        • Riedel R.
        Sociodemographic correlates of alexithymia.
        Compr Psychiatry. 1998; 39: 377-385
        • Parker J.D.
        • Michael Bagby R.
        • Taylor G.J.
        • Endler N.S.
        • Schmitz P.
        Factorial validity of the 20-item Toronto Alexithymia Scale.
        Eur J Pers. 1993; 7: 221-232
        • Parker J.D.
        • Taylor G.J.
        • Bagby R.M.
        The 20-Item Toronto Alexithymia Scale: III. Reliability and factorial validity in a community population.
        J Psychosom Res. 2003; 55: 269-275
        • Salminen J.K.
        • Saarijärvi S.
        • Äärelä E.
        • Toikka T.
        • Kauhanen J.
        Prevalence of alexithymia and its association with sociodemographic variables in the general population of Finland.
        J Psychosom Res. 1999; 46: 75-82
        • Rigon A.
        • Turkstra L.S.
        • Mutlu B.
        • Duff M.C.
        Facial-affect recognition deficit as a predictor of different aspects of social-communication impairment in traumatic brain injury.
        Neuropsychology. 2018; 32: 476
        • Zupan B.
        • Babbage D.
        • Neumann D.
        • Willer B.
        Sex differences in emotion recognition and emotional inferencing following severe traumatic brain injury.
        Brain Impair. 2017; 18: 36-48
        • Zupan B.
        • Neumann D.
        • Babbage D.
        • Willer B.
        Sex-based differences in affective and cognitive empathy following severe traumatic brain injury.
        Neuropsychology. 2018; : 554-563
        • May M.
        • Milders M.
        • Downey B.
        • et al.
        Social behavior and impairments in social cognition following traumatic brain injury.
        J Int Neuropsychol Soc. 2017; 23: 400-411
        • Milders M.
        Relationship between social cognition and social behaviour following traumatic brain injury.
        Brain Inj. 2019; 33: 62-68
      1. Neumann D, Zupan B, Eberle R. Social Cognition. In: Jonathon M. Silver TWM, David B. Arciniegas, eds.

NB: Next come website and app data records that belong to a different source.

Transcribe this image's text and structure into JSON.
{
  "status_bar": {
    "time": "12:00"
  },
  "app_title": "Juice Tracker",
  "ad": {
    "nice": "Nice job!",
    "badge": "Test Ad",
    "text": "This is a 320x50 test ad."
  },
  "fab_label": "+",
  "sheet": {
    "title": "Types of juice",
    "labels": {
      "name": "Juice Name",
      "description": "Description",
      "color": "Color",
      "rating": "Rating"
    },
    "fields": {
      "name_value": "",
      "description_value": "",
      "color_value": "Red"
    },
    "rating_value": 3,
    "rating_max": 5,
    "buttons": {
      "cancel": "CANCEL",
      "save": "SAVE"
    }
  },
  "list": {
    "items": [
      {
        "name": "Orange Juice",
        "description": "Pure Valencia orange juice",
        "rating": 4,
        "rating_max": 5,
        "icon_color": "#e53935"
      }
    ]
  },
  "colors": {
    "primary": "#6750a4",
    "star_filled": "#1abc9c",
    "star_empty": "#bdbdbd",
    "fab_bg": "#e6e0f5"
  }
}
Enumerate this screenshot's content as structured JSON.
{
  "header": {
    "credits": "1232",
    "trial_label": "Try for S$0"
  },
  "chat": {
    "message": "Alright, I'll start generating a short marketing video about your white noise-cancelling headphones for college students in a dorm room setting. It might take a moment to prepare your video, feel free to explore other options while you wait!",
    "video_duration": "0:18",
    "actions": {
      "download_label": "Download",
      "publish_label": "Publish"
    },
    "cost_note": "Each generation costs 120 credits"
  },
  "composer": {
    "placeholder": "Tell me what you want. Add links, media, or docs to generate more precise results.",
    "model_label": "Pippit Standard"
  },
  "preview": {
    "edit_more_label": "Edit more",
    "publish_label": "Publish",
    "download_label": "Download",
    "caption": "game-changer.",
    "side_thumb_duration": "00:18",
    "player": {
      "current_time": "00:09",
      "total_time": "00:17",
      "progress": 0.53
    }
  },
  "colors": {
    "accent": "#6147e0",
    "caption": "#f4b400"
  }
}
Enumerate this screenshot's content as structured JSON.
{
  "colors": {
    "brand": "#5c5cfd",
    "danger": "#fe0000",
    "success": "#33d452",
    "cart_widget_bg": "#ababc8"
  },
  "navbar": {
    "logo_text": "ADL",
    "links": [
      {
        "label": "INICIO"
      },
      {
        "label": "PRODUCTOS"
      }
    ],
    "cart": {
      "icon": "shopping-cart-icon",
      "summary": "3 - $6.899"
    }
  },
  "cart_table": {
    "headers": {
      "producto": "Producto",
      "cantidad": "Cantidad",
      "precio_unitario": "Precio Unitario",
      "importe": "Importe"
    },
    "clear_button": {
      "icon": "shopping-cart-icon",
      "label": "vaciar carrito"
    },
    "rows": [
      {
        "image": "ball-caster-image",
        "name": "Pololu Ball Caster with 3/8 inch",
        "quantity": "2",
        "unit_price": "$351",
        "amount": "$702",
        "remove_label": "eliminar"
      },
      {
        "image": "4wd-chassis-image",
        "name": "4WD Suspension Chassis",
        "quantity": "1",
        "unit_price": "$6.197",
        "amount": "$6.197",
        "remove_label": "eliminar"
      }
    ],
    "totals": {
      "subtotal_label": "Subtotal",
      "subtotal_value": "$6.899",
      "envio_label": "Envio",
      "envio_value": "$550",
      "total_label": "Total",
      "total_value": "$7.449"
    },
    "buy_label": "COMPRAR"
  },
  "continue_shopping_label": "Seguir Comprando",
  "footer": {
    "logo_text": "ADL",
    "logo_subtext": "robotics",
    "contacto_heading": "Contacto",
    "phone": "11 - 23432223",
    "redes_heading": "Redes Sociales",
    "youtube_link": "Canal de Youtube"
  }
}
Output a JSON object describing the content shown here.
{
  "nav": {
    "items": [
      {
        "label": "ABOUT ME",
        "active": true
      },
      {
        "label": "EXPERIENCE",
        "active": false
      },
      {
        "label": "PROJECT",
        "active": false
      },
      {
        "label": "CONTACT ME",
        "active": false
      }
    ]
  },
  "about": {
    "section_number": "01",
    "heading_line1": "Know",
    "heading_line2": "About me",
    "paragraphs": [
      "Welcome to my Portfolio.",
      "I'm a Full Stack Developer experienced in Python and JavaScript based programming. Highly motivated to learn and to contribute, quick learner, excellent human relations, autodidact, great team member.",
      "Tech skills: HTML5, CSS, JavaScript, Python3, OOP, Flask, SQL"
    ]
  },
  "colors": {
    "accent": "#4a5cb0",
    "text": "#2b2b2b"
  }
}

Textbook of Traumatic Brain Injury. 3rd ed. Washington, DC: American Psychiatric Association Publishing; 2019;281-297.

        • Loas G.
        • Corcos M.
        • Stephan P.
        • et al.
        Factorial structure of the 20-item Toronto Alexithymia Scale: confirmatory factorial analyses in nonclinical and clinical samples.
        J Psychosom Res. 2001; 50: 255-261
        • Kooiman C.
        • Spinhoven P.
        • Trijsburg R.
        The assessment of alexithymia: a critical review of the literature and a psychometric study of the Toronto Alexithymia Scale-20.
        J Psychosom Res. 2002; 53: 1083-1090
        • Lane R.D.
        • Quinlan D.M.
        • Schwartz G.E.
        • Walker P.A.
        • Zeitlin S.B.
        The Levels of Emotional Awareness Scale: a cognitive-developmental measure of emotion.
        J Pers Assess. 1990; 55: 124-134
        • Katsifaraki M.
        • Wood R.L.
        The impact of alexithymia on burnout amongst relatives of people who suffer from traumatic brain injury.
        Brain Inj. 2014; 28: 1389-1395
        • Wood R.L.
        • O'hagan G.
        • Williams C.
        • McCabe M.
        • Chadwick N.
        Anxiety sensitivity and alexithymia as mediators of postconcussion syndrome following mild traumatic brain injury.
        J Head Trauma Rehabil. 2014; 29: E9-E17
        • Wood R.L.
        • Williams C.
        • Kalyani T.
        The impact of alexithymia on somatization after traumatic brain injury.
        Brain Inj. 2009; 23: 649-654
        • Wood R.L.
        • Williams C.
        • Lewis R.
        Role of alexithymia in suicide ideation after traumatic brain injury.
        J Int Neuropsychol Soc. 2010; 16: 1108-1114